| PROMPT |
Take from the records below each line that holds "JSON".

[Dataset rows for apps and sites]
┄┄┄┄┄┄┄┄┄┄┄┄┄┄┄┄┄┄┄┄
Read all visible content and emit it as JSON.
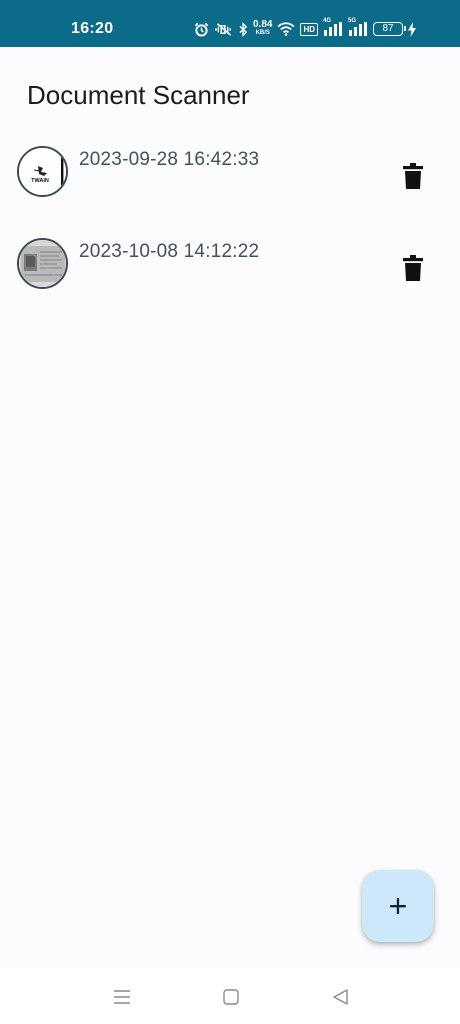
{
  "status_bar": {
    "time": "16:20",
    "net_speed_value": "0.84",
    "net_speed_unit": "KB/S",
    "hd_label": "HD",
    "signal1_tag": "4G",
    "signal2_tag": "5G",
    "battery_level": "87",
    "icons": [
      "alarm-icon",
      "mute-vibrate-icon",
      "bluetooth-icon",
      "wifi-icon",
      "signal-icon",
      "signal-icon",
      "battery-icon",
      "charging-icon"
    ]
  },
  "app": {
    "title": "Document Scanner"
  },
  "documents": [
    {
      "date": "2023-09-28 16:42:33",
      "thumbnail_text": "TWAIN",
      "delete_icon": "trash-icon"
    },
    {
      "date": "2023-10-08 14:12:22",
      "thumbnail_text": "",
      "delete_icon": "trash-icon"
    }
  ],
  "fab": {
    "label": "+",
    "icon": "add-icon"
  },
  "nav_bar": {
    "icons": [
      "menu-icon",
      "home-icon",
      "back-icon"
    ]
  },
  "colors": {
    "status_bar": "#0d6b8a",
    "background": "#fcfbfe",
    "fab": "#cde7fb",
    "text": "#44505a"
  }
}
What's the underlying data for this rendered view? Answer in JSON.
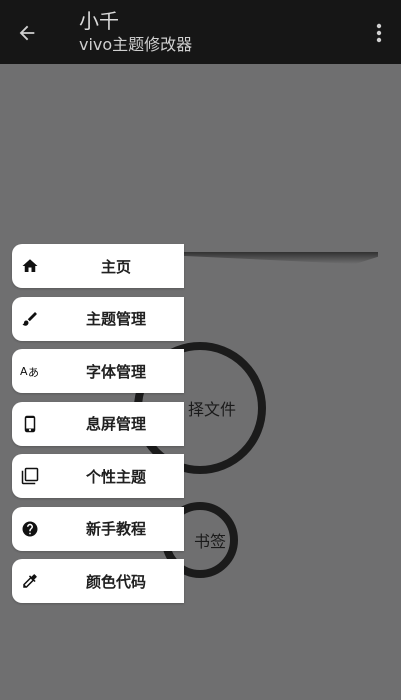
{
  "appbar": {
    "title": "小千",
    "subtitle": "vivo主题修改器"
  },
  "rings": {
    "big_label": "择文件",
    "small_label": "书签"
  },
  "menu": {
    "items": [
      {
        "label": "主页",
        "icon": "home-icon"
      },
      {
        "label": "主题管理",
        "icon": "brush-icon"
      },
      {
        "label": "字体管理",
        "icon": "translate-icon"
      },
      {
        "label": "息屏管理",
        "icon": "phone-icon"
      },
      {
        "label": "个性主题",
        "icon": "copy-squares-icon"
      },
      {
        "label": "新手教程",
        "icon": "help-circle-icon"
      },
      {
        "label": "颜色代码",
        "icon": "eyedropper-icon"
      }
    ]
  },
  "colors": {
    "appbar_bg": "#161616",
    "scrim": "#6f6f70",
    "menu_bg": "#ffffff"
  }
}
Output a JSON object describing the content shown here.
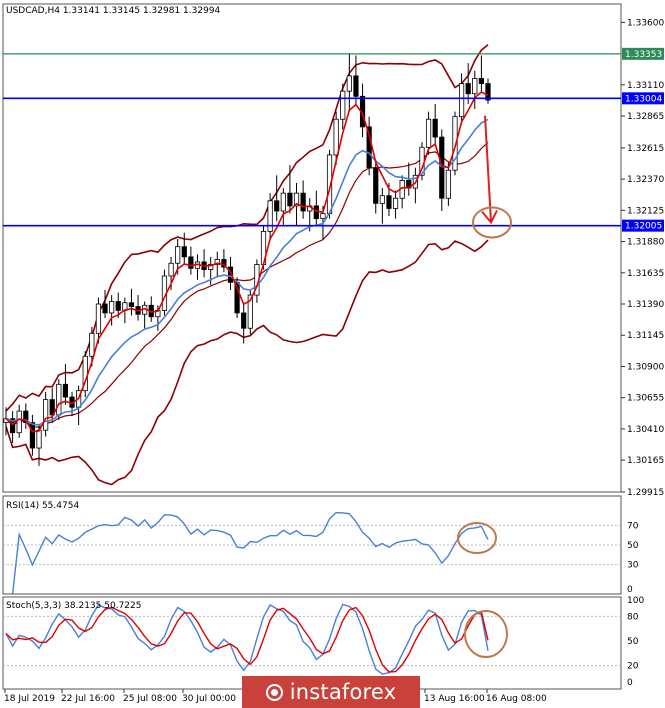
{
  "chart_data": {
    "type": "candlestick",
    "symbol_header": "USDCAD,H4  1.33141 1.33145 1.32981 1.32994",
    "price_axis": {
      "min": 1.29915,
      "max": 1.3365,
      "ticks": [
        "1.33600",
        "1.33110",
        "1.32865",
        "1.32615",
        "1.32370",
        "1.32125",
        "1.31880",
        "1.31635",
        "1.31390",
        "1.31145",
        "1.30900",
        "1.30655",
        "1.30410",
        "1.30165",
        "1.29915"
      ]
    },
    "levels": [
      {
        "label": "1.33353",
        "value": 1.33353,
        "color": "#2e8b57"
      },
      {
        "label": "1.33004",
        "value": 1.33004,
        "color": "#0000ff"
      },
      {
        "label": "1.32005",
        "value": 1.32005,
        "color": "#0000ff"
      }
    ],
    "candles": [
      [
        1.3046,
        1.3058,
        1.3036,
        1.3049
      ],
      [
        1.3049,
        1.3055,
        1.303,
        1.3038
      ],
      [
        1.3038,
        1.306,
        1.3034,
        1.3055
      ],
      [
        1.3055,
        1.3061,
        1.3041,
        1.3046
      ],
      [
        1.3046,
        1.3052,
        1.302,
        1.3026
      ],
      [
        1.3026,
        1.3045,
        1.3012,
        1.304
      ],
      [
        1.304,
        1.307,
        1.3035,
        1.3064
      ],
      [
        1.3064,
        1.3073,
        1.3046,
        1.3052
      ],
      [
        1.3052,
        1.308,
        1.3048,
        1.3076
      ],
      [
        1.3076,
        1.3092,
        1.306,
        1.3066
      ],
      [
        1.3066,
        1.307,
        1.3051,
        1.3058
      ],
      [
        1.3058,
        1.3075,
        1.3044,
        1.3071
      ],
      [
        1.3071,
        1.3102,
        1.3066,
        1.3098
      ],
      [
        1.3098,
        1.3121,
        1.309,
        1.3116
      ],
      [
        1.3116,
        1.3144,
        1.3108,
        1.3139
      ],
      [
        1.3139,
        1.315,
        1.3128,
        1.3132
      ],
      [
        1.3132,
        1.3146,
        1.3122,
        1.3141
      ],
      [
        1.3141,
        1.3148,
        1.3128,
        1.3134
      ],
      [
        1.3134,
        1.3144,
        1.3124,
        1.314
      ],
      [
        1.314,
        1.3151,
        1.313,
        1.3137
      ],
      [
        1.3137,
        1.3146,
        1.3126,
        1.3131
      ],
      [
        1.3131,
        1.3141,
        1.312,
        1.3138
      ],
      [
        1.3138,
        1.3145,
        1.3125,
        1.3129
      ],
      [
        1.3129,
        1.3138,
        1.3118,
        1.3134
      ],
      [
        1.3134,
        1.3166,
        1.313,
        1.3161
      ],
      [
        1.3161,
        1.3176,
        1.315,
        1.3171
      ],
      [
        1.3171,
        1.319,
        1.3162,
        1.3184
      ],
      [
        1.3184,
        1.3195,
        1.317,
        1.3176
      ],
      [
        1.3176,
        1.3184,
        1.3162,
        1.3167
      ],
      [
        1.3167,
        1.3178,
        1.3158,
        1.3172
      ],
      [
        1.3172,
        1.3182,
        1.316,
        1.3166
      ],
      [
        1.3166,
        1.3176,
        1.3154,
        1.317
      ],
      [
        1.317,
        1.318,
        1.316,
        1.3174
      ],
      [
        1.3174,
        1.3182,
        1.3164,
        1.3168
      ],
      [
        1.3168,
        1.3176,
        1.315,
        1.3156
      ],
      [
        1.3156,
        1.316,
        1.3128,
        1.3132
      ],
      [
        1.3132,
        1.314,
        1.3108,
        1.312
      ],
      [
        1.312,
        1.315,
        1.3115,
        1.3146
      ],
      [
        1.3146,
        1.3174,
        1.314,
        1.317
      ],
      [
        1.317,
        1.32,
        1.3166,
        1.3196
      ],
      [
        1.3196,
        1.3226,
        1.319,
        1.322
      ],
      [
        1.322,
        1.324,
        1.3204,
        1.3212
      ],
      [
        1.3212,
        1.323,
        1.32,
        1.3226
      ],
      [
        1.3226,
        1.3248,
        1.321,
        1.3216
      ],
      [
        1.3216,
        1.3234,
        1.32,
        1.3226
      ],
      [
        1.3226,
        1.3236,
        1.3206,
        1.3212
      ],
      [
        1.3212,
        1.3222,
        1.3196,
        1.3216
      ],
      [
        1.3216,
        1.3228,
        1.32,
        1.3206
      ],
      [
        1.3206,
        1.3216,
        1.319,
        1.321
      ],
      [
        1.321,
        1.326,
        1.3206,
        1.3256
      ],
      [
        1.3256,
        1.329,
        1.3248,
        1.3284
      ],
      [
        1.3284,
        1.3312,
        1.3276,
        1.3306
      ],
      [
        1.3306,
        1.3336,
        1.329,
        1.3318
      ],
      [
        1.3318,
        1.3334,
        1.3296,
        1.3302
      ],
      [
        1.3302,
        1.3312,
        1.327,
        1.3278
      ],
      [
        1.3278,
        1.3286,
        1.324,
        1.3246
      ],
      [
        1.3246,
        1.3252,
        1.321,
        1.3218
      ],
      [
        1.3218,
        1.323,
        1.3202,
        1.3224
      ],
      [
        1.3224,
        1.3234,
        1.3208,
        1.3214
      ],
      [
        1.3214,
        1.3228,
        1.3206,
        1.3222
      ],
      [
        1.3222,
        1.324,
        1.3214,
        1.3236
      ],
      [
        1.3236,
        1.325,
        1.3224,
        1.323
      ],
      [
        1.323,
        1.3246,
        1.3218,
        1.324
      ],
      [
        1.324,
        1.3266,
        1.3236,
        1.3262
      ],
      [
        1.3262,
        1.329,
        1.3256,
        1.3284
      ],
      [
        1.3284,
        1.3296,
        1.3264,
        1.327
      ],
      [
        1.327,
        1.3276,
        1.3212,
        1.3222
      ],
      [
        1.3222,
        1.325,
        1.3216,
        1.3244
      ],
      [
        1.3244,
        1.329,
        1.324,
        1.3286
      ],
      [
        1.3286,
        1.332,
        1.328,
        1.3312
      ],
      [
        1.3312,
        1.3328,
        1.3296,
        1.3304
      ],
      [
        1.3304,
        1.3322,
        1.3292,
        1.3316
      ],
      [
        1.3316,
        1.3334,
        1.3306,
        1.3312
      ],
      [
        1.3312,
        1.3316,
        1.3296,
        1.3299
      ]
    ],
    "series": [
      {
        "name": "EMA fast",
        "color": "#e00000"
      },
      {
        "name": "EMA slow",
        "color": "#4a7fd8"
      },
      {
        "name": "Bollinger Bands",
        "color": "#8b0000"
      }
    ],
    "time_labels": [
      "18 Jul 2019",
      "22 Jul 16:00",
      "25 Jul 08:00",
      "30 Jul 00:00",
      "13 Aug 16:00",
      "16 Aug 08:00"
    ],
    "forecast_arrow": {
      "from": 1.32868,
      "to": 1.3203
    },
    "rsi": {
      "label": "RSI(14) 55.4754",
      "value": 55.4754,
      "levels": [
        "70",
        "50",
        "30",
        "0"
      ]
    },
    "stoch": {
      "label": "Stoch(5,3,3) 38.2135 50.7225",
      "k": 38.2135,
      "d": 50.7225,
      "levels": [
        "100",
        "80",
        "50",
        "20",
        "0"
      ]
    },
    "watermark": "instaforex"
  }
}
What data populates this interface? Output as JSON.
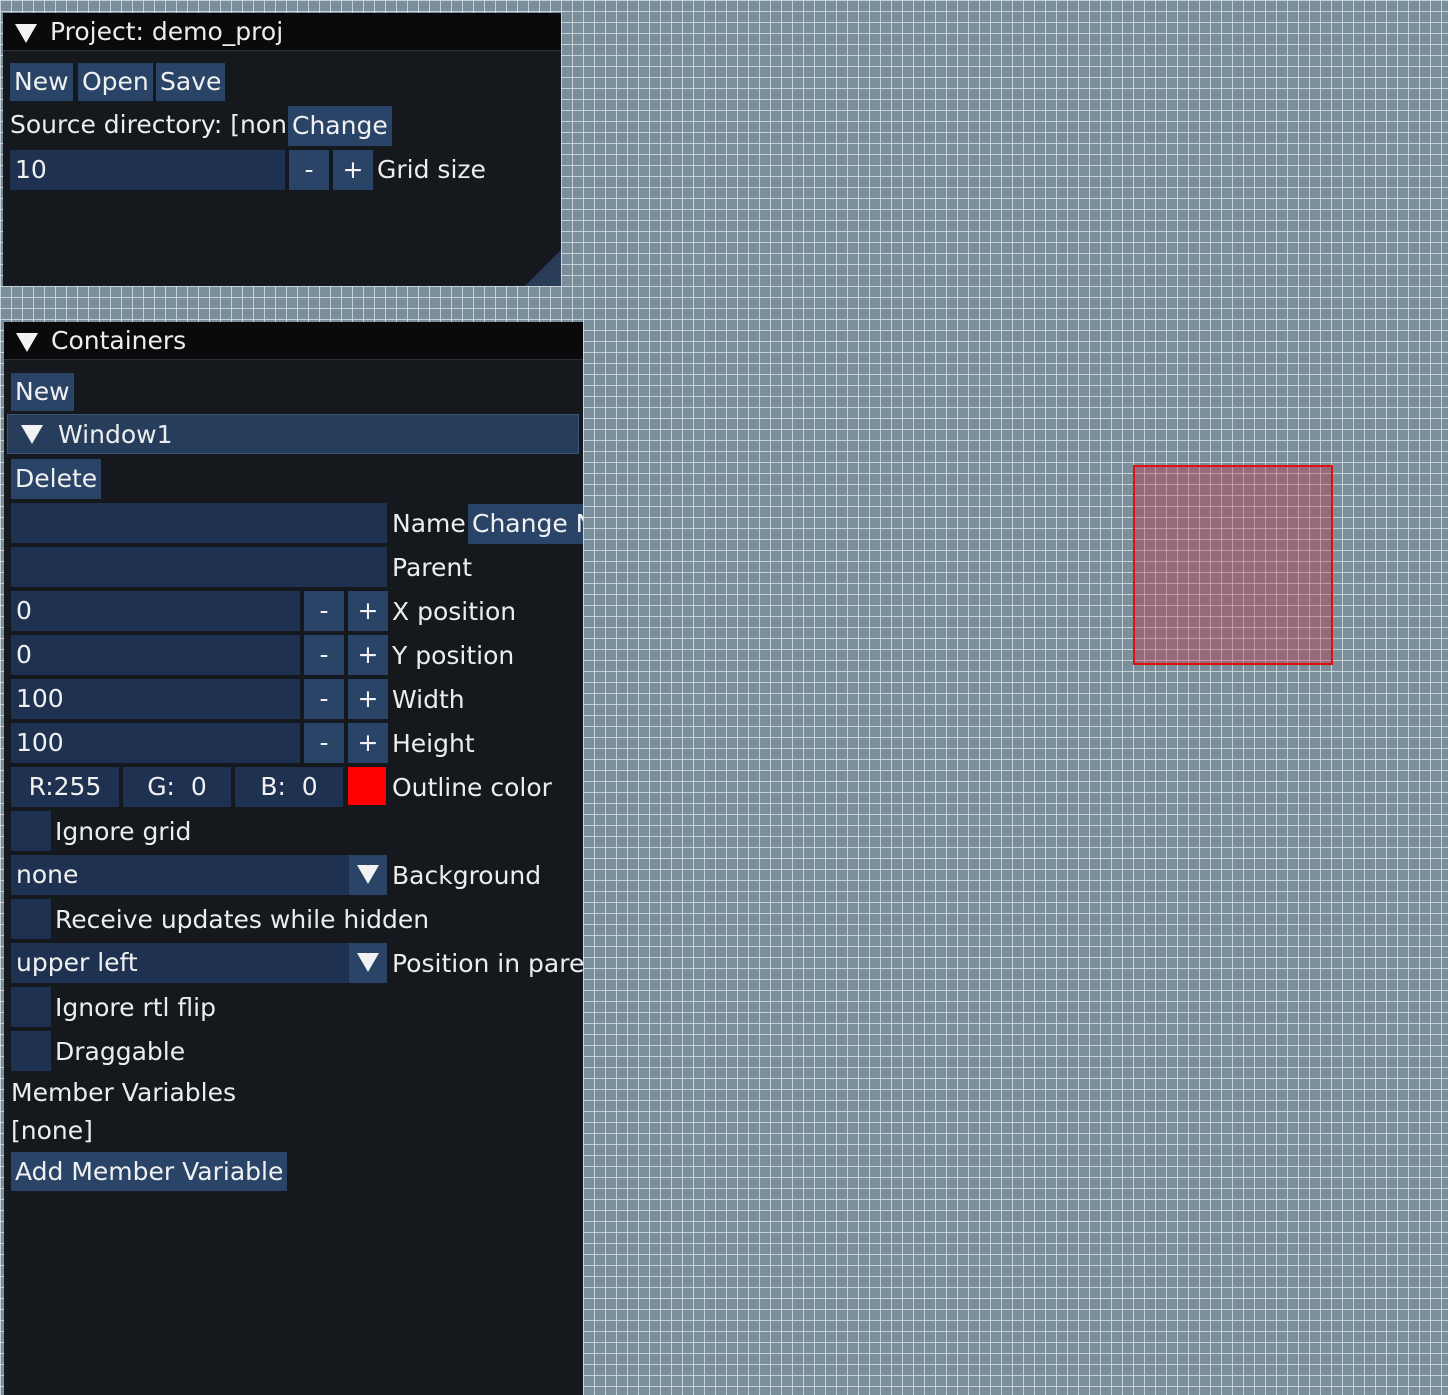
{
  "project_panel": {
    "title_prefix": "Project: ",
    "project_name": "demo_proj",
    "new_label": "New",
    "open_label": "Open",
    "save_label": "Save",
    "source_dir_label": "Source directory: [none]",
    "change_label": "Change",
    "grid_size_value": "10",
    "minus_label": "-",
    "plus_label": "+",
    "grid_size_label": "Grid size"
  },
  "containers_panel": {
    "title": "Containers",
    "new_label": "New",
    "window": {
      "name": "Window1",
      "delete_label": "Delete",
      "name_value": "",
      "name_label": "Name",
      "change_name_label": "Change N",
      "parent_value": "",
      "parent_label": "Parent",
      "minus_label": "-",
      "plus_label": "+",
      "x_value": "0",
      "x_label": "X position",
      "y_value": "0",
      "y_label": "Y position",
      "width_value": "100",
      "width_label": "Width",
      "height_value": "100",
      "height_label": "Height",
      "color_r": "R:255",
      "color_g": "G:  0",
      "color_b": "B:  0",
      "outline_color_label": "Outline color",
      "ignore_grid_label": "Ignore grid",
      "background_value": "none",
      "background_label": "Background",
      "receive_updates_label": "Receive updates while hidden",
      "position_value": "upper left",
      "position_label": "Position in paren",
      "ignore_rtl_label": "Ignore rtl flip",
      "draggable_label": "Draggable",
      "member_variables_label": "Member Variables",
      "member_variables_value": "[none]",
      "add_member_variable_label": "Add Member Variable"
    }
  },
  "colors": {
    "canvas_background": "#7a8e9c",
    "grid_line": "#e8eef2",
    "panel_background": "#15181d",
    "title_bar": "#0a0a0c",
    "button": "#294467",
    "input": "#1f3150",
    "outline_swatch": "#ff0000",
    "preview_outline": "#e01010",
    "preview_fill": "rgba(200,40,60,0.35)"
  }
}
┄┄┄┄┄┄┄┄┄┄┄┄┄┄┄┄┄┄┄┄
| SOLUTION |
Read all visible content and emit it as JSON.
What's the underlying data for this rendered view? Answer in JSON.
Output a JSON object describing the content shown here.
What data populates this interface? Output as JSON.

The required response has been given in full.